[Start of section]

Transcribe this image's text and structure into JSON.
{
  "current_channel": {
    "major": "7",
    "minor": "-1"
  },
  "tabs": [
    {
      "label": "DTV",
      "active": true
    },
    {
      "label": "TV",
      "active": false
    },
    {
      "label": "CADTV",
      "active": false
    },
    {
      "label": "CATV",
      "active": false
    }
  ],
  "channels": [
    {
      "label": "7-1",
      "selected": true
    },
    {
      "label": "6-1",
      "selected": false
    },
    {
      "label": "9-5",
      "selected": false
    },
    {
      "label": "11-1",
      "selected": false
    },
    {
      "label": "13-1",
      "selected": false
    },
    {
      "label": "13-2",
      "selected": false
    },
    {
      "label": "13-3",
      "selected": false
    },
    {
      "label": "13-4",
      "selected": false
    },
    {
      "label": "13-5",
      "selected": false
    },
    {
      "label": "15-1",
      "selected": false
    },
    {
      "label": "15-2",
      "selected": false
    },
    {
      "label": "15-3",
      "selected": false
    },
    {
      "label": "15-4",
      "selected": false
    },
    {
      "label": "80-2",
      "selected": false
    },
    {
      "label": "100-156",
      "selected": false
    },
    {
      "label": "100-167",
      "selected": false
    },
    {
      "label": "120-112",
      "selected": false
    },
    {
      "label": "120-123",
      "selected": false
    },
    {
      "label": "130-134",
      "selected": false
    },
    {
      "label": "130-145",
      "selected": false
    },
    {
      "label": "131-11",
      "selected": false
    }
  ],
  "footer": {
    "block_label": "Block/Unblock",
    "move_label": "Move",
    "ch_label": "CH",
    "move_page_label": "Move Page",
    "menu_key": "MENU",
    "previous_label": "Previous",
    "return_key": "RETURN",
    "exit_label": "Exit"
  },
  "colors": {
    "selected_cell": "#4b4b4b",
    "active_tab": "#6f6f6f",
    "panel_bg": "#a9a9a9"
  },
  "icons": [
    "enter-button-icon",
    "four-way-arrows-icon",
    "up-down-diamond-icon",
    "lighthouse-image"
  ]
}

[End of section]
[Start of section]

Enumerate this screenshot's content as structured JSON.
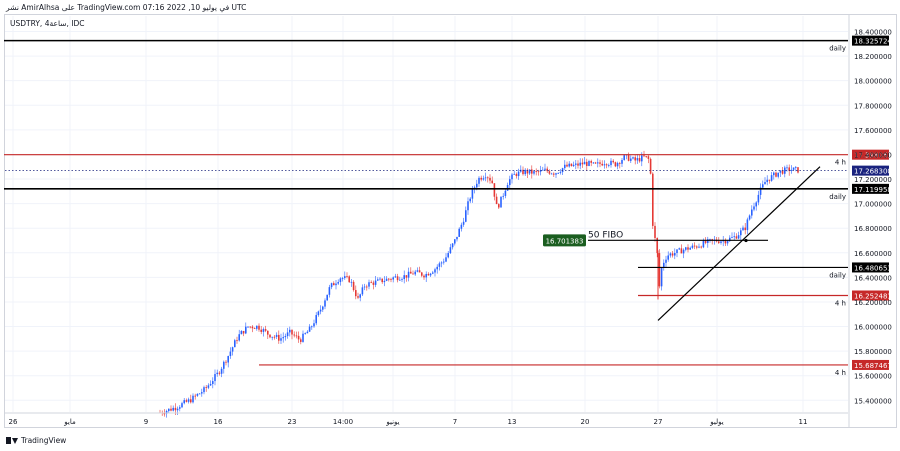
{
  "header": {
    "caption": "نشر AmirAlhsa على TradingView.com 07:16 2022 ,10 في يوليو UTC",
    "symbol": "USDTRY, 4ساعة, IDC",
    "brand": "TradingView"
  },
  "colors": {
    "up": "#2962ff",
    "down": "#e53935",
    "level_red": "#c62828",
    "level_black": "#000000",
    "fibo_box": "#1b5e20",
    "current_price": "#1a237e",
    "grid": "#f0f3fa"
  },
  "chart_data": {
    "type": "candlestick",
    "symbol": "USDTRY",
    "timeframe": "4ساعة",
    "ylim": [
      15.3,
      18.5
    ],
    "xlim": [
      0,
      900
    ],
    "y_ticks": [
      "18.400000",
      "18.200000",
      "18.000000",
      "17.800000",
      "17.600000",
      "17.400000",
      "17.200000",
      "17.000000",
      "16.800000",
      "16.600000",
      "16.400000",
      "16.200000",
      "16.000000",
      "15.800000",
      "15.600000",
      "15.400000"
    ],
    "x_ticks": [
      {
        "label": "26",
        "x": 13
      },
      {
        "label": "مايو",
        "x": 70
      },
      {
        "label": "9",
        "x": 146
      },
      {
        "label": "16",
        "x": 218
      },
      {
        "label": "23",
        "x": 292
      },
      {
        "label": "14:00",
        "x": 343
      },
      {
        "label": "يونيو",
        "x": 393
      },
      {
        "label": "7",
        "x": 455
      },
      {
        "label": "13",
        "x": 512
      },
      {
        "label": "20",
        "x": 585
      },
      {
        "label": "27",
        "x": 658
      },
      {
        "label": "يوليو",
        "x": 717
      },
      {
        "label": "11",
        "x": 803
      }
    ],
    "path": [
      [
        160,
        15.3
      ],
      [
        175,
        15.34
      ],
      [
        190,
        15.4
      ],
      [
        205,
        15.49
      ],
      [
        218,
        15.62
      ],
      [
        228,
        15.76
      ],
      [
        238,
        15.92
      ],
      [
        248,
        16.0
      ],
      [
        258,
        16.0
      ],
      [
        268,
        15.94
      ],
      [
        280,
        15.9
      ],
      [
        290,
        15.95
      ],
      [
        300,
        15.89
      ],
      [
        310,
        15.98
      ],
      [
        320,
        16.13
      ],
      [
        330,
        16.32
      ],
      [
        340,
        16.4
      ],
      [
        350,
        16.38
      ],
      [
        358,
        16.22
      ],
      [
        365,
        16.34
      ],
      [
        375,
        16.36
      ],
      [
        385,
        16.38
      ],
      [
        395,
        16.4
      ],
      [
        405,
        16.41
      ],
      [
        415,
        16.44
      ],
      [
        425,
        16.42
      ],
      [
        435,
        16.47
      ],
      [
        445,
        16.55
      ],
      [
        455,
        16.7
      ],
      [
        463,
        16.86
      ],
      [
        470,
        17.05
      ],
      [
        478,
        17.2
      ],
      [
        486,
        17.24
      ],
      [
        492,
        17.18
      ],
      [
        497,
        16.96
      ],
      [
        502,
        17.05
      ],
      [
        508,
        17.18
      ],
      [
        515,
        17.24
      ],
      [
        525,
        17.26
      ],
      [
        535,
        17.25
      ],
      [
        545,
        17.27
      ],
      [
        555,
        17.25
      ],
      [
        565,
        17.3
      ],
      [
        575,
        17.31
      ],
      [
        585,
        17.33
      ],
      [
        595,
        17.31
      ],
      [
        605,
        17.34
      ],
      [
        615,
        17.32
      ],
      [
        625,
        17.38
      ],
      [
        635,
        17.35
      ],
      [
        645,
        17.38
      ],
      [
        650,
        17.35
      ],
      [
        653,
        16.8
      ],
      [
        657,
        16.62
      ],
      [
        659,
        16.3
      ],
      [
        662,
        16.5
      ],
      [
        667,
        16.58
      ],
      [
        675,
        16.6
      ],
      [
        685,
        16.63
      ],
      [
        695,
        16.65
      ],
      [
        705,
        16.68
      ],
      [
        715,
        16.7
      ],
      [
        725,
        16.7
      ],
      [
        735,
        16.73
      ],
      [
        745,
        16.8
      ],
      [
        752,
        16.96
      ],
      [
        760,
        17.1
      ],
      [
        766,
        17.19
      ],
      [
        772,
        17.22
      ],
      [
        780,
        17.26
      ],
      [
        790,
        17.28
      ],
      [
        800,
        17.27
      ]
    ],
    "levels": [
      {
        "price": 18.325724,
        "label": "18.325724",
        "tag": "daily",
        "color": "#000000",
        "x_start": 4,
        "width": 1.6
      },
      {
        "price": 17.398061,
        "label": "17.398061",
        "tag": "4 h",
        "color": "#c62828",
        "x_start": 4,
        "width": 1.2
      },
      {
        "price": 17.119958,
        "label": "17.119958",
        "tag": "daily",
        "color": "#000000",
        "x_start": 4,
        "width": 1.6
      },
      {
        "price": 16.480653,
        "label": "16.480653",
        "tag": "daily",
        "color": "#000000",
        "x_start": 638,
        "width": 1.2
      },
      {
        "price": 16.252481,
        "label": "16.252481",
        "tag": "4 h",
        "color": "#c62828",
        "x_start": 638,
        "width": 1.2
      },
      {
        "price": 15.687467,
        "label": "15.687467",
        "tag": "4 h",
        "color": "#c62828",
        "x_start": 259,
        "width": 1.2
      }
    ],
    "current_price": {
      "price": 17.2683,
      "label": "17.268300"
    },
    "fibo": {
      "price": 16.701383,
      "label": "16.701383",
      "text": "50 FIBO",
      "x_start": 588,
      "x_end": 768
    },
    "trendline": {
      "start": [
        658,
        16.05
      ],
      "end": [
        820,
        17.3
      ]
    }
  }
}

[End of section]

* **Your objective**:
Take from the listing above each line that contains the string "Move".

* **Output of the exercise**:
    "move_label": "Move",
    "move_page_label": "Move Page",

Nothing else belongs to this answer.